in cooperation with ASIFA Austria
Once again the short films submitted to the National Competition demonstrate the high quality and diversity of Austrian film making: from over 300 submitted works, 17 films were chosen to be screened in three approximately 80-minute competition programmes. Many more of the submitted fiction works, documentaries, animations and experimental films would have deserved a screening slot at the festival.
The selected films are representational for current Austrian short film making and come from independent film makers, as well as from students at art colleges and universities – the latter often from Austrians studying at international film academies. The inclination to the experimental form is particularly noticeable, a fact reflected both in the submissions and in the competition itself, thus corresponding to the tradition that already made Austria a talking point as a film nation in days gone by. Also gratifying is the fact that, thanks to the support of VDFS and the Austrian Film Institute, the main prize for the best Austrian film is worth 5.000 Euros again this year.
The three competition programmes bear the titles NaturGewalt (Force of Nature), JagdSzenen (Hunting Scenes) and WiederSehen (Seeing Again), thus intentionally leaving plenty of room for associations. Several of the films in the first programme are about violence, even though their individual approaches are totally different in style and content. In the second programme we meet hunters and the hunted in films ranging from documentary essays and disturbing experimental films to mockumentaries. And the final programme is all about meeting and meeting again, perception and memory – until the boundaries between film and reality start to blur, rough and hard, and there is a reunion in front of a multicoloured backdrop, which is slowly turning black.
Michael Reutz & Alexandra Valent
Franka Giesemann, Gregor Hochrieser, Daniel Ebner

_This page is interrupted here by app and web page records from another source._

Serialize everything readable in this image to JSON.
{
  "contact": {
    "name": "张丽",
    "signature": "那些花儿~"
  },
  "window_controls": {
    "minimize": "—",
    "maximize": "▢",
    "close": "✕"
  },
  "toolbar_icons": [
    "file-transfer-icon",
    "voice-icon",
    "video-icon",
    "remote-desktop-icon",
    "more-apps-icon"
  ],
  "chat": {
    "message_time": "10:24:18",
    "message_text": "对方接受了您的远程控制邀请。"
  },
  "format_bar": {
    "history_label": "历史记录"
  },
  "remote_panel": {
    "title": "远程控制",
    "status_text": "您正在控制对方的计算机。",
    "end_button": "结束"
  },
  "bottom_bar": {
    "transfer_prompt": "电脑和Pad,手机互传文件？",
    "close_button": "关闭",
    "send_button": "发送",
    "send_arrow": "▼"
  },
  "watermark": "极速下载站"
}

The Screensessions, the series of musical film programmes within VIS, goes into its third year. Once again we have put together the best national and international music videos, which we will show on the big screen, while also offering a platform for young and established musicians and film makers alike to set their works free from the constraints of computer and tablet screens.
The selected works give a concentrated overview of the host of music clips, which find their way onto websites like YouTube or Vimeo each year, and are the framework for the often neglected perception of audiovisual miniatures as an art form.
The days when music videos were primarily seen as promotional media for songs are long gone by – a development that can be measured by the free and experimental use of the medium. Despite shrinking budgets and the disappearance of (music) TV, the clips are experiencing a revival (on the internet in particular), and thanks to distribution on social media this can result in world-wide hypes, attracting an ever growing audience.
Taking these questions as a starting point, there will also be a supporting programme to the Screensessions, which will address improving networking among music and film makers, and will also attempt to answer questions on copyright, distribution in times of internet marketing and any conflicts that may arise between the involved parties. This year the METRO Kinokulturhaus serves as the perfect venue for this combination of discourse and art appreciation – and after the screenings the wonderful musician Philipp Quehenberger will grace the stage with a live performance. True to the tried and tested concept of the CinemaSessions developed by Filmarchiv Austria he will thrill us with new interpretations of silent works by Josephine Ahnelt.
Christoph Etzlsdorfer, Ann-Katrin Dorner & Marco Celeghin
Verena Klöckl, Daniel Ebner